EXERCISE BRIEF:
Your response should consist of every record, exactly as given.

GIVEN ENTRIES:
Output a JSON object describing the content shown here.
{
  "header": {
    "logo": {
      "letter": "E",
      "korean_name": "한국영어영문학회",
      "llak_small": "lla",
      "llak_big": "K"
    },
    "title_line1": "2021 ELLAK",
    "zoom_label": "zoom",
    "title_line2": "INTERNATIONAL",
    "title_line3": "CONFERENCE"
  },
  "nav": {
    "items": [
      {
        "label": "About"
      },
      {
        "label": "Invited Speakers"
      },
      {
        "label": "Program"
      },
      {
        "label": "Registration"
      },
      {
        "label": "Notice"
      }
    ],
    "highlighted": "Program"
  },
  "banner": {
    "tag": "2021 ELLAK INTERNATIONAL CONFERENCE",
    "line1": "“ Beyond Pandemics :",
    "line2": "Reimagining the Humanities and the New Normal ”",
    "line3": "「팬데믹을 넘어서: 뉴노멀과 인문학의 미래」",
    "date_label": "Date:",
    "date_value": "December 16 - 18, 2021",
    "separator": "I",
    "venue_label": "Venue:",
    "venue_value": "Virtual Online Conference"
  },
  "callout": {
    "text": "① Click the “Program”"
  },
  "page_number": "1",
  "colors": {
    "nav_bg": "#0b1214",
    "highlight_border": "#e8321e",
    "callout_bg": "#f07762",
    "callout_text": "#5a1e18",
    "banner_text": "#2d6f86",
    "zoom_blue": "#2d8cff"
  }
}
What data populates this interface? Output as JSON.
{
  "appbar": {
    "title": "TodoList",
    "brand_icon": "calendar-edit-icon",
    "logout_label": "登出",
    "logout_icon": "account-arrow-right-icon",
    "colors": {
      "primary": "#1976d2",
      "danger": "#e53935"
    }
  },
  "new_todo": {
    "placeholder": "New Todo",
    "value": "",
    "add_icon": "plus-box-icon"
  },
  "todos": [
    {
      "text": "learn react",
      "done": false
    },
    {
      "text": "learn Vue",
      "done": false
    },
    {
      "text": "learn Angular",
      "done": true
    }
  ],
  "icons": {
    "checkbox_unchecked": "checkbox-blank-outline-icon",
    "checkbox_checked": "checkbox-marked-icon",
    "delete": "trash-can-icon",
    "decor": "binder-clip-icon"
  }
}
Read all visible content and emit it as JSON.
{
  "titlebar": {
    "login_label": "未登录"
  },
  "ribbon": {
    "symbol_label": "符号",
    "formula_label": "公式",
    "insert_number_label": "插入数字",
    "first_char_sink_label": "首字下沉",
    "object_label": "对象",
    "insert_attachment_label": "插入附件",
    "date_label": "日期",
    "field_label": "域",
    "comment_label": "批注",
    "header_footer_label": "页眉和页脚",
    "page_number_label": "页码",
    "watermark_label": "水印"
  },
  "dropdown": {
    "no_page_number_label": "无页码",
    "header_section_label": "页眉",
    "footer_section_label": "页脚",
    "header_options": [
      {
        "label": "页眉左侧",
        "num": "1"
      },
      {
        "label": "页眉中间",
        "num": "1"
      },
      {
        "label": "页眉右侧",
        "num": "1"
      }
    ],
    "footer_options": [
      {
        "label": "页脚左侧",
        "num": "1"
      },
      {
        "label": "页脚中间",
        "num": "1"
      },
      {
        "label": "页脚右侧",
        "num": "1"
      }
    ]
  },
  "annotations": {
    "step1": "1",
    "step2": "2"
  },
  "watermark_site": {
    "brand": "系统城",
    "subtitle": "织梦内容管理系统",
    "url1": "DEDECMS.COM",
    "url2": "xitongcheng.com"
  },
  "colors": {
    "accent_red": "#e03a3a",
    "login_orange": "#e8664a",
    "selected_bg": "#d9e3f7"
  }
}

RESPONSE BELOW:
Output a JSON object describing the content shown here.
{
  "header": {
    "logo": {
      "letter": "E",
      "korean_name": "한국영어영문학회",
      "llak_small": "lla",
      "llak_big": "K"
    },
    "title_line1": "2021 ELLAK",
    "zoom_label": "zoom",
    "title_line2": "INTERNATIONAL",
    "title_line3": "CONFERENCE"
  },
  "nav": {
    "items": [
      {
        "label": "About"
      },
      {
        "label": "Invited Speakers"
      },
      {
        "label": "Program"
      },
      {
        "label": "Registration"
      },
      {
        "label": "Notice"
      }
    ],
    "highlighted": "Program"
  },
  "banner": {
    "tag": "2021 ELLAK INTERNATIONAL CONFERENCE",
    "line1": "“ Beyond Pandemics :",
    "line2": "Reimagining the Humanities and the New Normal ”",
    "line3": "「팬데믹을 넘어서: 뉴노멀과 인문학의 미래」",
    "date_label": "Date:",
    "date_value": "December 16 - 18, 2021",
    "separator": "I",
    "venue_label": "Venue:",
    "venue_value": "Virtual Online Conference"
  },
  "callout": {
    "text": "① Click the “Program”"
  },
  "page_number": "1",
  "colors": {
    "nav_bg": "#0b1214",
    "highlight_border": "#e8321e",
    "callout_bg": "#f07762",
    "callout_text": "#5a1e18",
    "banner_text": "#2d6f86",
    "zoom_blue": "#2d8cff"
  }
}
What data populates this interface? Output as JSON.
{
  "appbar": {
    "title": "TodoList",
    "brand_icon": "calendar-edit-icon",
    "logout_label": "登出",
    "logout_icon": "account-arrow-right-icon",
    "colors": {
      "primary": "#1976d2",
      "danger": "#e53935"
    }
  },
  "new_todo": {
    "placeholder": "New Todo",
    "value": "",
    "add_icon": "plus-box-icon"
  },
  "todos": [
    {
      "text": "learn react",
      "done": false
    },
    {
      "text": "learn Vue",
      "done": false
    },
    {
      "text": "learn Angular",
      "done": true
    }
  ],
  "icons": {
    "checkbox_unchecked": "checkbox-blank-outline-icon",
    "checkbox_checked": "checkbox-marked-icon",
    "delete": "trash-can-icon",
    "decor": "binder-clip-icon"
  }
}
Read all visible content and emit it as JSON.
{
  "titlebar": {
    "login_label": "未登录"
  },
  "ribbon": {
    "symbol_label": "符号",
    "formula_label": "公式",
    "insert_number_label": "插入数字",
    "first_char_sink_label": "首字下沉",
    "object_label": "对象",
    "insert_attachment_label": "插入附件",
    "date_label": "日期",
    "field_label": "域",
    "comment_label": "批注",
    "header_footer_label": "页眉和页脚",
    "page_number_label": "页码",
    "watermark_label": "水印"
  },
  "dropdown": {
    "no_page_number_label": "无页码",
    "header_section_label": "页眉",
    "footer_section_label": "页脚",
    "header_options": [
      {
        "label": "页眉左侧",
        "num": "1"
      },
      {
        "label": "页眉中间",
        "num": "1"
      },
      {
        "label": "页眉右侧",
        "num": "1"
      }
    ],
    "footer_options": [
      {
        "label": "页脚左侧",
        "num": "1"
      },
      {
        "label": "页脚中间",
        "num": "1"
      },
      {
        "label": "页脚右侧",
        "num": "1"
      }
    ]
  },
  "annotations": {
    "step1": "1",
    "step2": "2"
  },
  "watermark_site": {
    "brand": "系统城",
    "subtitle": "织梦内容管理系统",
    "url1": "DEDECMS.COM",
    "url2": "xitongcheng.com"
  },
  "colors": {
    "accent_red": "#e03a3a",
    "login_orange": "#e8664a",
    "selected_bg": "#d9e3f7"
  }
}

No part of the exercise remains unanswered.